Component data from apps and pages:
=== Begin Enclosure ===

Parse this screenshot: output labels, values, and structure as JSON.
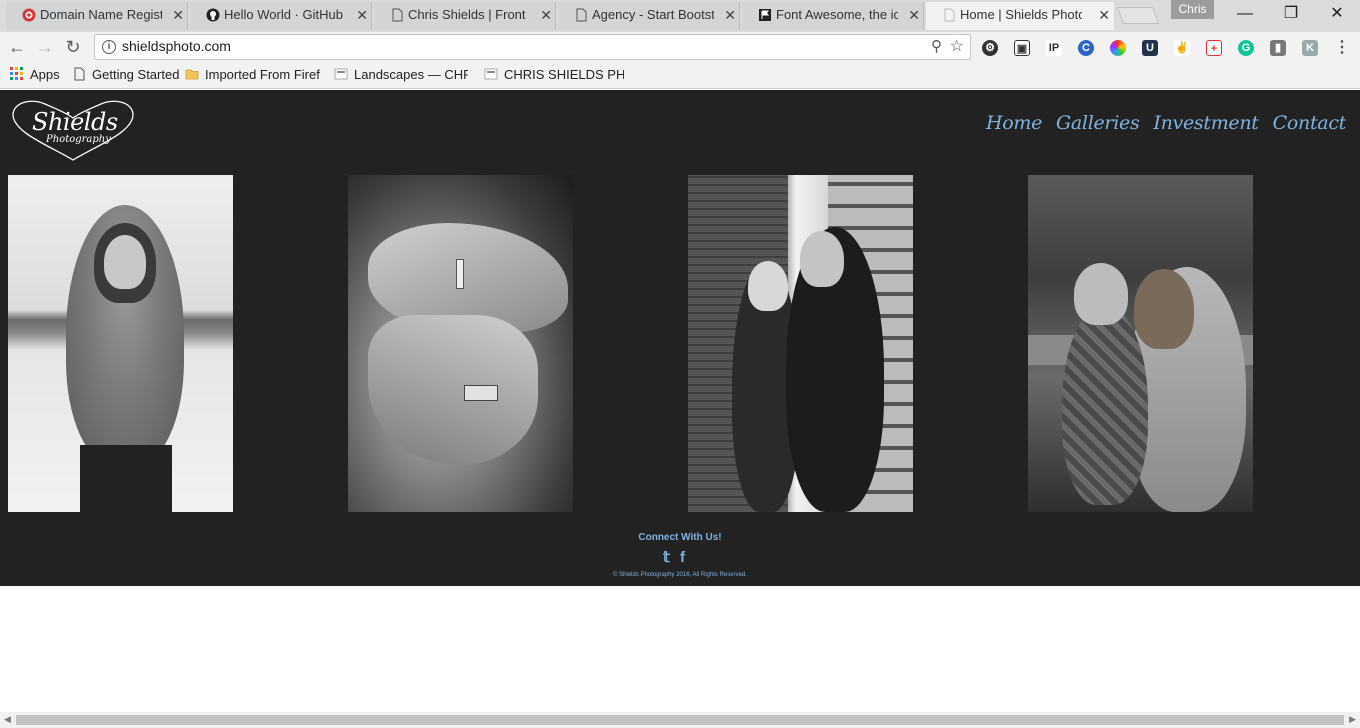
{
  "browser": {
    "tabs": [
      {
        "label": "Domain Name Registra",
        "icon": "registrar-icon"
      },
      {
        "label": "Hello World · GitHub G",
        "icon": "github-icon"
      },
      {
        "label": "Chris Shields | Front En",
        "icon": "page-icon"
      },
      {
        "label": "Agency - Start Bootstra",
        "icon": "page-icon"
      },
      {
        "label": "Font Awesome, the ico",
        "icon": "flag-icon"
      },
      {
        "label": "Home | Shields Photog",
        "icon": "page-icon"
      }
    ],
    "close_glyph": "✕",
    "profile_name": "Chris",
    "url": "shieldsphoto.com",
    "bookmarks": [
      {
        "label": "Apps",
        "icon": "apps-grid-icon"
      },
      {
        "label": "Getting Started",
        "icon": "page-icon"
      },
      {
        "label": "Imported From Firefo",
        "icon": "folder-icon"
      },
      {
        "label": "Landscapes — CHRIS",
        "icon": "site-icon"
      },
      {
        "label": "CHRIS SHIELDS PHOTO",
        "icon": "site-icon"
      }
    ]
  },
  "site": {
    "logo": {
      "title": "Shields",
      "subtitle": "Photography"
    },
    "nav": [
      "Home",
      "Galleries",
      "Investment",
      "Contact"
    ],
    "photos": [
      {
        "alt": "woman-in-snow"
      },
      {
        "alt": "hands-with-rings"
      },
      {
        "alt": "couple-by-brick-wall"
      },
      {
        "alt": "mother-and-child"
      }
    ],
    "footer": {
      "connect": "Connect With Us!",
      "copyright": "© Shields Photography 2016, All Rights Reserved."
    },
    "colors": {
      "background": "#222222",
      "accent": "#7fb2e0"
    }
  }
}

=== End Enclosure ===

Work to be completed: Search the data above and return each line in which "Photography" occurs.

Reply to the task:
      "subtitle": "Photography"
      "copyright": "© Shields Photography 2016, All Rights Reserved."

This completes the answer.